Are you one of those who puts off a business plan because it’s too hard to do? Do you rationalize that you don’t need a plan because you’re not looking for investment and not applying for a loan.
It occurs to me that I can divide six main business plan essentials into a 3-2-1 formula: three planning essentials that can help every business do better and new businesses start better, two more for businesses seeking outside investment, and one last one for businesses looking to borrow money.
The first three points, what every business needs from its planning, are:
- Focus. Identify key target markets, channels, and offerings, realizing that you can’t do everything. Focus on core competencies. Play towards strengths, and away from weaknesses. Differentiate. Solve real problems and offer real benefits. No, this isn’t a laundry list, it’s actually all in the single word “strategy.” Strategy is focus.
- Specifics. Dates, deadlines, budgets, clear assignments of tasks. In Business Plan Pro we call this “milestones.” Strategy without specifics a plan is just blue-sky, nice to have, but not solid. Good business planning is nine parts implementation for every one part strategy.
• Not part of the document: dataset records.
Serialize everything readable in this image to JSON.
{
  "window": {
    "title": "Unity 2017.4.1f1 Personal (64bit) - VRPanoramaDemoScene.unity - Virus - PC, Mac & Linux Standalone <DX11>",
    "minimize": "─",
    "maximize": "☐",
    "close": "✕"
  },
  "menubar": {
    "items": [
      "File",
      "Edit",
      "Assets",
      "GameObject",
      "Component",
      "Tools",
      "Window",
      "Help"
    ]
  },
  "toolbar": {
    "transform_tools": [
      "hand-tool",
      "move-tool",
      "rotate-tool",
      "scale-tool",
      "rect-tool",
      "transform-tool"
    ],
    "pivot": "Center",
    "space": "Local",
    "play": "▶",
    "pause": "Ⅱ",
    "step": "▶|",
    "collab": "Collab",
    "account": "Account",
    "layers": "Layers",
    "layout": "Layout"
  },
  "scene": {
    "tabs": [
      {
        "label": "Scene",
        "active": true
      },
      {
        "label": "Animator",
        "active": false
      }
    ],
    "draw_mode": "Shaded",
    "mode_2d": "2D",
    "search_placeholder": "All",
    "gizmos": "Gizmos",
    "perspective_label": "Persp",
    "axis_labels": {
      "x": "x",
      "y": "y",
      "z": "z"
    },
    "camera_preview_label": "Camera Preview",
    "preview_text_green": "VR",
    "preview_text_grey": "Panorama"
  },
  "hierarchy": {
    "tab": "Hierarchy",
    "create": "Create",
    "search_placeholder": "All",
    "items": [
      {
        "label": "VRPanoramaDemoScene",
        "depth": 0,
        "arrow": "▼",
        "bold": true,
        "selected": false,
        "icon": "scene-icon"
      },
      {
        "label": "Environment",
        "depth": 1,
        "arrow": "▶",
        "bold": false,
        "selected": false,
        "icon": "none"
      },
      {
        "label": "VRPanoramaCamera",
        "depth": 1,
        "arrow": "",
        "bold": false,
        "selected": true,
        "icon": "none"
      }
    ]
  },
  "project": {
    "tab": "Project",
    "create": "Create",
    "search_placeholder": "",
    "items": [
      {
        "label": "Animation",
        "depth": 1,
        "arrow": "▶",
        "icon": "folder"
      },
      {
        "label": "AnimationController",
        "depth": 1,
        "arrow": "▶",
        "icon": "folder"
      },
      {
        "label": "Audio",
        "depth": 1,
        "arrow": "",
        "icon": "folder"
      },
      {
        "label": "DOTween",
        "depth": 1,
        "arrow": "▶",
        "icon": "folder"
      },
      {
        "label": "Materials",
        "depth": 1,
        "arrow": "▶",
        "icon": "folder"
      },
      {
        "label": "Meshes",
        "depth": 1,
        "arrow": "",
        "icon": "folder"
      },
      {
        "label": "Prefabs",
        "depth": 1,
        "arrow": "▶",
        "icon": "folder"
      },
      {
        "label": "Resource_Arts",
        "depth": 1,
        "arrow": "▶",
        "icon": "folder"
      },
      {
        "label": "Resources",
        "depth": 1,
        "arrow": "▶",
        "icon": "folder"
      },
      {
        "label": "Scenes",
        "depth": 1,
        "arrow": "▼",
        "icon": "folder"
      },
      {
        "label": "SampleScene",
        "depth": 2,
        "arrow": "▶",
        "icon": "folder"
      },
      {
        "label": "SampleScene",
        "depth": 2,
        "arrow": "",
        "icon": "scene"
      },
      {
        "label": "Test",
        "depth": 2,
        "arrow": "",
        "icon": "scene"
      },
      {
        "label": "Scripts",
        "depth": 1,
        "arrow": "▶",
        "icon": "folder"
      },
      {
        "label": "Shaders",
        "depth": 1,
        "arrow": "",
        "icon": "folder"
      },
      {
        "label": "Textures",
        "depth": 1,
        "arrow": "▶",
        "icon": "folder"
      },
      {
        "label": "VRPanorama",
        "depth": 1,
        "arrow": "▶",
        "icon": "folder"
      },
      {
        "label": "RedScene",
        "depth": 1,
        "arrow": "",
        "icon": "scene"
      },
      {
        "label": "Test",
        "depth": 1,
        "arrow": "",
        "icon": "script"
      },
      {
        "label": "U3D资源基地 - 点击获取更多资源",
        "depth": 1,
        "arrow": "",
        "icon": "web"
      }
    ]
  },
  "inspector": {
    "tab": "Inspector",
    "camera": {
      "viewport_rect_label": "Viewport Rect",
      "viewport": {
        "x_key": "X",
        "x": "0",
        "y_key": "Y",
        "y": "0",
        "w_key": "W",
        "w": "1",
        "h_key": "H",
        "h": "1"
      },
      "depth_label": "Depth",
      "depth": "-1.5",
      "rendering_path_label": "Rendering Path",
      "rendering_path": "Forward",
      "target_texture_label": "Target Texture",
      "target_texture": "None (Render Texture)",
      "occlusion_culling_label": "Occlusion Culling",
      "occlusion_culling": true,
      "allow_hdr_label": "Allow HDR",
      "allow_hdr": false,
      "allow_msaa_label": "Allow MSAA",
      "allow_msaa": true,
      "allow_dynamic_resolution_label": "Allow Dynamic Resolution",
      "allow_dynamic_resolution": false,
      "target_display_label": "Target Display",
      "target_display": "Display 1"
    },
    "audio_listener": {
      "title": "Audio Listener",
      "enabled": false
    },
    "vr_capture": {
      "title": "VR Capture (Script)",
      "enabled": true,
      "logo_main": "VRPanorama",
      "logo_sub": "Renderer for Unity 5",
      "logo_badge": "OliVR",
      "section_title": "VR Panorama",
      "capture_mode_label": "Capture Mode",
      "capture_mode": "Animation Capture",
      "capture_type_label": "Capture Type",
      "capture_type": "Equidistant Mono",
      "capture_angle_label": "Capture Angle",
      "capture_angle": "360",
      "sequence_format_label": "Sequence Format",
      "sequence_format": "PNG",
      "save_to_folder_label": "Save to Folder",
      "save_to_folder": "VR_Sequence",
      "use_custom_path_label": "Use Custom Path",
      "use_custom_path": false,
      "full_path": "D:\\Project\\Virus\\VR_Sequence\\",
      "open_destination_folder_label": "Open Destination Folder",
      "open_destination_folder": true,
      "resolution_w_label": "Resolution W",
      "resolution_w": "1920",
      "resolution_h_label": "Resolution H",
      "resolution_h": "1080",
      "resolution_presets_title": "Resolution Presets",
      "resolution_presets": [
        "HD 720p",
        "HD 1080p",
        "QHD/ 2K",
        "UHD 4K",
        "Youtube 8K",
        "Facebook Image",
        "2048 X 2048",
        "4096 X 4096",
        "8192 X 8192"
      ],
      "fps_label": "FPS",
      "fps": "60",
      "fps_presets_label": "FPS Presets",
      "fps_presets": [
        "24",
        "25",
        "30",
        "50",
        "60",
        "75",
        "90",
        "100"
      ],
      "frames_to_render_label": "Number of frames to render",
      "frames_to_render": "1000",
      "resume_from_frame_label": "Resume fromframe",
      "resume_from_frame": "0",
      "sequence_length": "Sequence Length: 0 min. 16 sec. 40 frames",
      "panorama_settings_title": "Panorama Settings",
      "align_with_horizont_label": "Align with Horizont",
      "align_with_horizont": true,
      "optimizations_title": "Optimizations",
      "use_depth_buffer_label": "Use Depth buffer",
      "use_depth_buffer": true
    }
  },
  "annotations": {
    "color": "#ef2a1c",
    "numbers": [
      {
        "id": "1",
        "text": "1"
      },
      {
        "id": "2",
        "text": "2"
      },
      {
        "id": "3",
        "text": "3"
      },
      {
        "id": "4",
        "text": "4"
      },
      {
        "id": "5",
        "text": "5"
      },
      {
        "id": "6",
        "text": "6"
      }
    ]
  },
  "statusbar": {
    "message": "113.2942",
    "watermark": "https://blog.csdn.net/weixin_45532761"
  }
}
- Cash Flow. Every business runs on cash and cash is not intuitive. Profits are not cash. The mechanics and financial principles involved can be laid out clearly enough in month-by-month detail but it’s really hard to do it in your head. Do you have any idea how many profitable companies go under? Every business needs to plan cash.
Okay before I go on to the next two points, I have to admit there’s a cheat here; three points do expand. You can’t get to these three points by taking them cooly by themselves. You can’t really get a proper focus, or strategy, without having a very good understanding of your market, your competition, your business offering to your customers, and your situation. You can’t get to cash flow without projecting sales, personnel, expenses, assets, capital, and liabilities.
The point however is that you don’t do a plan as a document, for the document purpose alone. You do it as planning that will be the first step in a regular process that will eventually become management. Planning means you follow the plan with regular review to follow up on where results differed from plan, understand why, and use that review to create tracking and accountability and management.
If you don’t need to show your plan to outsiders, you don’t have to worry about some of the other parts of a standard business plan, like company history and backgrounds of the management team. You don’t worry about text as if it were a homework assignment. Do it in simple bullets. Get the specifics right, get the numbers right, get the focus realistic, and make sure you use the tracking and follow-up required to make it planning process, not just a plan.
Which brings us to two more essentials that have to get added to a plan involving seeking investment: